The 100th anniversary of the start of World War I was two days ago. Earlier this year I skimmed through a number of New York newspapers from just before the war and during its first few months. It is apparent how great a shock it was. The Christian great powers of Europe had been mostly at peace for nearly a century (though they had been gnawing at the Ottoman Empire), and suddenly they were embroiled in a vast continental war over a matter that from their perspective should have had little importance.
World War I began a rapid decline in free banking. None of the belligerents had free banking in 1914. In the United States, which did not become a belligerent until 1917, 1914 saw the Federal Reserve replace the previous system of government issue of currency alongside heavily regulated issue of notes by banks. The war and its aftereffects also disrupted the monetary systems of countries with free banking such that most adopted arrangements that gave governments a good deal more discretionary control over the monetary system.
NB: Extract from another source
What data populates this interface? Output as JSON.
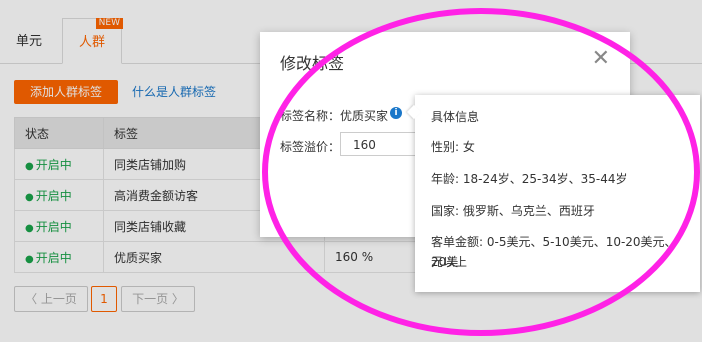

There is a hole in free banking theory with respect to war. Free banking, like free trade more generally, is inherently a peacetime system. The question for its political durability is whether, like trade, it can be bent during wartime but prove sufficiently elastic to return to something like its old shape afterwards. If free banking is a peacetime-only system, politically it cannot persist, because war is an unfortunate reality of human existence.